Some of us look to food or substances in an effort to fill a void, numb a pain, or satisfy something deep within ourselves. Perhaps one more drink will relax us, or a certain pill will take the edge off of our anxiety, or another slice of turtle cheesecake will make us feel better. These things may indeed provide temporary relief or satisfaction, but they eventually do us more harm than good. We can only find lasting relaxation, peace, and contentment through an intimate relationship with the Lover of our souls.
If food or substance abuse hasn’t been a temptation for you, perhaps you’ve searched online, in the pages of a romance novel, or in between the sheets for your soul’s satisfaction.
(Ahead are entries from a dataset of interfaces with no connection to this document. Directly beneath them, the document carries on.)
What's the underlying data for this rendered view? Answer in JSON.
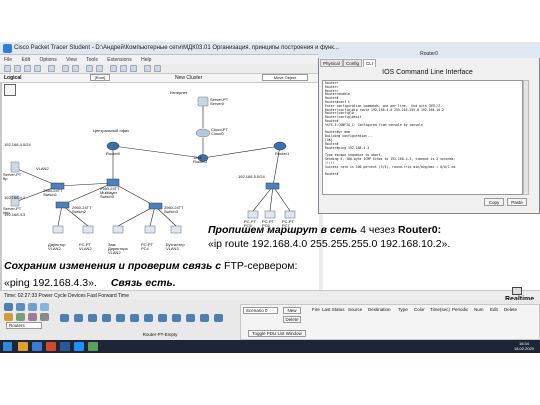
{
  "window": {
    "title": "Cisco Packet Tracer Student - D:\\Андрей\\Компьютерные сети\\МДК03.01 Организация. принципы построения и функ...",
    "menu": [
      "File",
      "Edit",
      "Options",
      "View",
      "Tools",
      "Extensions",
      "Help"
    ]
  },
  "subbar": {
    "logical": "Logical",
    "root": "[Root]",
    "cluster": "New Cluster",
    "move": "Move Object"
  },
  "network": {
    "internet": "Интернет",
    "server_top": "Server-PT Server0",
    "cloud": "Cloud-PT Cloud0",
    "central_office": "Центральный офис",
    "isp_router": "1811 Router2",
    "router_left": "Router0",
    "router_right": "Router1",
    "net_left": "192.168.4.0/24",
    "net_right": "192.168.5.0/24",
    "vlan_label": "VLAN2",
    "switch_main": "2960-24TT Multilayer Switch0",
    "switch_left": "2960-24TT Switch1",
    "server_ftp": "Server-PT ftp",
    "server_http": "Server-PT http",
    "ip_left_top": "192.168.4.2",
    "ip_left_mid": "192.168.4.3",
    "switch_l2": "2960-24TT Switch2",
    "switch_r2": "2960-24TT Switch3",
    "pc_dir": "Директор VLAN2",
    "pc_zam": "Зам. Директора VLAN2",
    "pc_pc1": "PC-PT VLAN2",
    "pc_buh": "Бухгалтер VLAN3",
    "pc_pc2": "PC-PT PC4",
    "pc_r1": "PC-PT PC5",
    "pc_r2": "PC-PT PC6",
    "pc_r3": "PC-PT PC7"
  },
  "cli": {
    "title": "Router0",
    "tabs": [
      "Physical",
      "Config",
      "CLI"
    ],
    "active_tab": "CLI",
    "header": "IOS Command Line Interface",
    "lines": [
      "Router>",
      "Router>",
      "Router>",
      "Router>enable",
      "Router#",
      "Router#conf t",
      "Enter configuration commands, one per line.  End with CNTL/Z.",
      "Router(config)#ip route 192.168.4.0 255.255.255.0 192.168.10.2",
      "Router(config)#",
      "Router(config)#exit",
      "Router#",
      "%SYS-5-CONFIG_I: Configured from console by console",
      "",
      "Router#wr mem",
      "Building configuration...",
      "[OK]",
      "Router#",
      "Router#ping 192.168.4.3",
      "",
      "Type escape sequence to abort.",
      "Sending 5, 100-byte ICMP Echos to 192.168.4.3, timeout is 2 seconds:",
      "!!!!!",
      "Success rate is 100 percent (5/5), round-trip min/avg/max = 0/0/1 ms",
      "",
      "Router#"
    ],
    "copy": "Copy",
    "paste": "Paste"
  },
  "annotation": {
    "line1_bold": "Пропишем маршрут в сеть ",
    "line1_plain": "4 чезез ",
    "line1_router": "Router0:",
    "line2": "«ip route 192.168.4.0 255.255.255.0 192.168.10.2».",
    "line3_bold": "Сохраним изменения и проверим связь с ",
    "line3_plain": "FTP-сервером:",
    "line4_plain": "«ping 192.168.4.3».",
    "line4_bold": "Связь есть."
  },
  "bottom": {
    "time": "Time: 02:27:33   Power Cycle Devices   Fast Forward Time",
    "realtime": "Realtime",
    "category": "Routers",
    "model": "Router-PT-Empty",
    "scenario": "Scenario 0",
    "new": "New",
    "delete": "Delete",
    "toggle": "Toggle PDU List Window",
    "columns": [
      "Fire",
      "Last Status",
      "Source",
      "Destination",
      "Type",
      "Color",
      "Time(sec)",
      "Periodic",
      "Num",
      "Edit",
      "Delete"
    ]
  },
  "taskbar": {
    "time": "16:34",
    "date": "18.02.2020"
  },
  "colors": {
    "title_bar": "#dfe7f1",
    "taskbar": "#1c2636",
    "router": "#3d6ea6",
    "link": "#222222"
  }
}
Before you turn off the computer, you need just one more ego stroke from the stranger you’ve been interacting with in cyberspace… before you put down the book, you have to read just one more chapter to see if the heroine finally submits to the passions that rage within her for the suave and debonair hero of the story… before you go home, you must have one more dance at the club, just to see where things might lead with this handsome sweet talker. While human relationships (virtual, fantasized, or real) seem to ease our emotional pain and provide some relief from loneliness, no one can ease our pain and loneliness the way God can.
Perhaps you’ve looked to more socially acceptable forms of satisfaction, such as the pursuit of higher education, or corporate ladder climbing, or trying to be a perfect wife and Super Mom. You keep thinking, If I just complete one more degree or certification … If I receive a few more promotions … If I can get a few more kudos out of my husband or kids … then I’ll know that I am really something special. But no matter how hard you look to any of these things for your ultimate satisfaction, they all fall short in the end. Why? Because we simply can’t find our heart’s true delight anywhere else except in the presence of Jesus.
In the words of Women of Faith dramatist Nicole Johnson, “We are like Swiss cheese, and the holes in us are actually supposed to be there. The holes are the things that make us who we are. The holes are the places God has reserved in us for Himself! The longings identify our real hunger. A hunger that drives us to Him to be satisfied.” [i]